* _What you are asked to do_
Without omission or alteration, write out all of the data.

* _Dataset records_
┌──

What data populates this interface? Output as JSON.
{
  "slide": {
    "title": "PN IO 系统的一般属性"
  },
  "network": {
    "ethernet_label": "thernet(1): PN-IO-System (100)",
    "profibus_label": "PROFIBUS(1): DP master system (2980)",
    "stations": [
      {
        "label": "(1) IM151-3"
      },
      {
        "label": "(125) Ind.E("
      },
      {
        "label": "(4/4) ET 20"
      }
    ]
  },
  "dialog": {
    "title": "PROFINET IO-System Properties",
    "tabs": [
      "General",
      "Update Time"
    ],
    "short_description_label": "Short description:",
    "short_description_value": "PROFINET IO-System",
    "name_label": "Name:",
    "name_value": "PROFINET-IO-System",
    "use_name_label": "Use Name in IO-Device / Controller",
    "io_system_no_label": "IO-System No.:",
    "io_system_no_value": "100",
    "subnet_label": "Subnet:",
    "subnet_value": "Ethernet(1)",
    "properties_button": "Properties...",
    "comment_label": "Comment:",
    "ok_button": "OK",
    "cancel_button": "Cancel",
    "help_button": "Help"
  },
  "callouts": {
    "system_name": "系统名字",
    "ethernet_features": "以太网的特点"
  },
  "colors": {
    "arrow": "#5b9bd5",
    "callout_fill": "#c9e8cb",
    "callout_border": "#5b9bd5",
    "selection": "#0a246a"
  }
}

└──

* _Solution for this task_
What data populates this interface? Output as JSON.
{
  "slide": {
    "title": "PN IO 系统的一般属性"
  },
  "network": {
    "ethernet_label": "thernet(1): PN-IO-System (100)",
    "profibus_label": "PROFIBUS(1): DP master system (2980)",
    "stations": [
      {
        "label": "(1) IM151-3"
      },
      {
        "label": "(125) Ind.E("
      },
      {
        "label": "(4/4) ET 20"
      }
    ]
  },
  "dialog": {
    "title": "PROFINET IO-System Properties",
    "tabs": [
      "General",
      "Update Time"
    ],
    "short_description_label": "Short description:",
    "short_description_value": "PROFINET IO-System",
    "name_label": "Name:",
    "name_value": "PROFINET-IO-System",
    "use_name_label": "Use Name in IO-Device / Controller",
    "io_system_no_label": "IO-System No.:",
    "io_system_no_value": "100",
    "subnet_label": "Subnet:",
    "subnet_value": "Ethernet(1)",
    "properties_button": "Properties...",
    "comment_label": "Comment:",
    "ok_button": "OK",
    "cancel_button": "Cancel",
    "help_button": "Help"
  },
  "callouts": {
    "system_name": "系统名字",
    "ethernet_features": "以太网的特点"
  },
  "colors": {
    "arrow": "#5b9bd5",
    "callout_fill": "#c9e8cb",
    "callout_border": "#5b9bd5",
    "selection": "#0a246a"
  }
}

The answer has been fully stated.